Your instructions:
As the answer, give a copy of each line below that includes the word "index".
Records for processing below:
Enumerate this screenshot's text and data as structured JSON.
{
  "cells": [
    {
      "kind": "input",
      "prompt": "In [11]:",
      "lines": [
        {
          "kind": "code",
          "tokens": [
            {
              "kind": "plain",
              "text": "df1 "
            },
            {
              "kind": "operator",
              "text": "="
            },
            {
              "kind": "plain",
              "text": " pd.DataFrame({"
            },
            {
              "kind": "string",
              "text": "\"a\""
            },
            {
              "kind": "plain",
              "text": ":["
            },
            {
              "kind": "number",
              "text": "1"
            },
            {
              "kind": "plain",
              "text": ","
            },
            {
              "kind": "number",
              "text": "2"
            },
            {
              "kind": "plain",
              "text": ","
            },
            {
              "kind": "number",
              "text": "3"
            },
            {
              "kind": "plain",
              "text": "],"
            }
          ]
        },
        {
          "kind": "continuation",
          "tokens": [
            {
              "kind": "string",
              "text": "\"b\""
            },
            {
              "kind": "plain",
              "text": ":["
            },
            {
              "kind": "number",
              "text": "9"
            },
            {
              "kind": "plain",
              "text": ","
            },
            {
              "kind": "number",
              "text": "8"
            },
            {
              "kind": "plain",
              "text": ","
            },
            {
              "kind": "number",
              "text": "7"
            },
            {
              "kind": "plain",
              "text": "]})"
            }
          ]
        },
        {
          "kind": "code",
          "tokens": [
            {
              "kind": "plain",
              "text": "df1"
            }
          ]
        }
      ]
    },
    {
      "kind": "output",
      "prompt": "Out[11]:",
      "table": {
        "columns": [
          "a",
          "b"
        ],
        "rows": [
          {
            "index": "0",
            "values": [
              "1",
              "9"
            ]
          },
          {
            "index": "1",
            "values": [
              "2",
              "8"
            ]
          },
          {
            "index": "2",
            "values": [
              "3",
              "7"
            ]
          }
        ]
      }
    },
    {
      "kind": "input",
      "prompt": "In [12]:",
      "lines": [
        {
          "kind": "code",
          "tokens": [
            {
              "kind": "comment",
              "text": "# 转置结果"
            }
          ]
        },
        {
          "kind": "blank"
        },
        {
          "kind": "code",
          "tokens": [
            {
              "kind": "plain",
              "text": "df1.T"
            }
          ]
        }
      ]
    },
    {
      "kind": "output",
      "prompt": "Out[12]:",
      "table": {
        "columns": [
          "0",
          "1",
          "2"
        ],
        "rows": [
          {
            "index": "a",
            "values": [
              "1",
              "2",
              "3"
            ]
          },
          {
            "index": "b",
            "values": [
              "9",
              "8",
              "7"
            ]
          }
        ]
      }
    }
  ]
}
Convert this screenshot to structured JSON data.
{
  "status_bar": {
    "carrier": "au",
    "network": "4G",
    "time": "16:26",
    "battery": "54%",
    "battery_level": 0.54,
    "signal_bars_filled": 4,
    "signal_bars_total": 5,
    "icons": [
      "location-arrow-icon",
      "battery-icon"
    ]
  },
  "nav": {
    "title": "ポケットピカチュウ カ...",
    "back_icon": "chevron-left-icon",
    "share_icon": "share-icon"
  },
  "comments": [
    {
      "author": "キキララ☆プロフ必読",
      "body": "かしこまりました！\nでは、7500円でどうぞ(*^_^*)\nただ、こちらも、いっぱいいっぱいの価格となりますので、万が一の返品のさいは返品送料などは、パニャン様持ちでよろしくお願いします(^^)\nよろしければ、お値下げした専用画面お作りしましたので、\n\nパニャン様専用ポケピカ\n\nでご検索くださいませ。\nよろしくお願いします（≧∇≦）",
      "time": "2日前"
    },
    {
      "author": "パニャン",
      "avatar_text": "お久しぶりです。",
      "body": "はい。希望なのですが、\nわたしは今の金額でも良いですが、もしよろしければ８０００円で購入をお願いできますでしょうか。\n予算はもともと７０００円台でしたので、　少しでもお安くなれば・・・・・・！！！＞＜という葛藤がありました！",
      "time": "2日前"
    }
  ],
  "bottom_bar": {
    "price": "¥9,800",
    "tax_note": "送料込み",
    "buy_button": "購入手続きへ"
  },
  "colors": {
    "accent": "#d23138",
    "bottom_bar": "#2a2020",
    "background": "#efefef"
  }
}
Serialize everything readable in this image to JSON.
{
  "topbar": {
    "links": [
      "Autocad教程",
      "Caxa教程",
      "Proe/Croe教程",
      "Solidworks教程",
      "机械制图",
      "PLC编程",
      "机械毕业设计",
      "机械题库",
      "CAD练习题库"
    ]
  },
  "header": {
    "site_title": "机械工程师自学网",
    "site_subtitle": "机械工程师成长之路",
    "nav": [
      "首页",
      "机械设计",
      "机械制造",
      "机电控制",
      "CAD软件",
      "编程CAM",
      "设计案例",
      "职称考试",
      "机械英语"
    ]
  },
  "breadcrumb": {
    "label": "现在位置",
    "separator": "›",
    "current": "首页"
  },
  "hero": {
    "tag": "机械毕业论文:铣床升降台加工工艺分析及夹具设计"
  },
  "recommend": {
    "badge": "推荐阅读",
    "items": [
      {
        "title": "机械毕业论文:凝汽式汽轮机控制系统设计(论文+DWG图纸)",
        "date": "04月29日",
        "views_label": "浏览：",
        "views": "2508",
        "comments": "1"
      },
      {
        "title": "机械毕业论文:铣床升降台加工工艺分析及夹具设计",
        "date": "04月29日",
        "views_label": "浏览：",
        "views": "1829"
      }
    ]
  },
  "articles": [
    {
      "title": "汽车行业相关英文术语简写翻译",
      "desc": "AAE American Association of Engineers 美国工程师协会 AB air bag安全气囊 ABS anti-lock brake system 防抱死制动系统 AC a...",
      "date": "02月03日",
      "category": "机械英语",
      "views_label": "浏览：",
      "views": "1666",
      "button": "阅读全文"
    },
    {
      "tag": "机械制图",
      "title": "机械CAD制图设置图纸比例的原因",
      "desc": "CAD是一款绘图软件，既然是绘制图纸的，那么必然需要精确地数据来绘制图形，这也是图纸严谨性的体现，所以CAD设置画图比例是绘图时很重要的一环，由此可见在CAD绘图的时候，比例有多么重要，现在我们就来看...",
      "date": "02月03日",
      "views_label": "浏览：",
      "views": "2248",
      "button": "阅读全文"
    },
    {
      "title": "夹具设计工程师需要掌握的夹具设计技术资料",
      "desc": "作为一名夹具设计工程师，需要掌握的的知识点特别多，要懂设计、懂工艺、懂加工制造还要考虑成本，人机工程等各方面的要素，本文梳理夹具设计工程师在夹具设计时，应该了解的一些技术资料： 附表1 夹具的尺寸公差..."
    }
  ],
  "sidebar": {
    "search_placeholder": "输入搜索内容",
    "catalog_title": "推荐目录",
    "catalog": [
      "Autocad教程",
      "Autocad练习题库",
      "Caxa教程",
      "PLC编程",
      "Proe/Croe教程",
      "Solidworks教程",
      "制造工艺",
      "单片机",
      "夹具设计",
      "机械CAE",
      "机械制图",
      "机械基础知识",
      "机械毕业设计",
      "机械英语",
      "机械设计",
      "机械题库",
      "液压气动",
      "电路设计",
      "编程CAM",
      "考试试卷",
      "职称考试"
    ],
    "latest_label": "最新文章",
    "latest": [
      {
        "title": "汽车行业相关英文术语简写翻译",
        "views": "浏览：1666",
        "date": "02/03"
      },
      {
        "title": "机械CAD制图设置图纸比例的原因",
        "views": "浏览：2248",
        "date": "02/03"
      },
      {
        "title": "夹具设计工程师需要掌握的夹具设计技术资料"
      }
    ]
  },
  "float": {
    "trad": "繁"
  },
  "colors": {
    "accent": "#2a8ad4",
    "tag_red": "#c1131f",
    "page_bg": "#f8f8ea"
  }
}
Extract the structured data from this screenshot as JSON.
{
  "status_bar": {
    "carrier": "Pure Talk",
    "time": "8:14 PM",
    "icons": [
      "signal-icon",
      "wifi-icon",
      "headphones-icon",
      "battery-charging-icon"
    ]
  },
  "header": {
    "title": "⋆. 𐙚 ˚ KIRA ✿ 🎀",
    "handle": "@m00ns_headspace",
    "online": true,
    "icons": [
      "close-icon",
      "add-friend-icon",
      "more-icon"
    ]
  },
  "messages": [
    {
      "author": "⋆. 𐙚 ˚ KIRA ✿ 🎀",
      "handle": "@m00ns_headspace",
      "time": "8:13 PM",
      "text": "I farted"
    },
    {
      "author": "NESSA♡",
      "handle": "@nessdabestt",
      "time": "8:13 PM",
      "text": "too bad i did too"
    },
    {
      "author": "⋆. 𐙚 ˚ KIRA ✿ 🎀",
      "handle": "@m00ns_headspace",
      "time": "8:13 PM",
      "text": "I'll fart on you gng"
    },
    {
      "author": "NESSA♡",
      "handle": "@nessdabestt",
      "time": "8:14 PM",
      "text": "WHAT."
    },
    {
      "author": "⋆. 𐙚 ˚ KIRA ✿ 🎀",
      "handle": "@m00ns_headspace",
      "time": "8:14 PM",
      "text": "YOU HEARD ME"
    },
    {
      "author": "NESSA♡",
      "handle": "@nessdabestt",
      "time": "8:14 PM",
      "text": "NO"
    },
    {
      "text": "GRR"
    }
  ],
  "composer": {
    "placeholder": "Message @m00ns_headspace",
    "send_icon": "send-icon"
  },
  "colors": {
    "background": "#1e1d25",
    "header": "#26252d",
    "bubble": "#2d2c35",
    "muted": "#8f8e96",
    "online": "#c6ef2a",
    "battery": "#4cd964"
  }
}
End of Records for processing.
Task answer:
            "index": "0",
            "index": "1",
            "index": "2",
            "index": "a",
            "index": "b",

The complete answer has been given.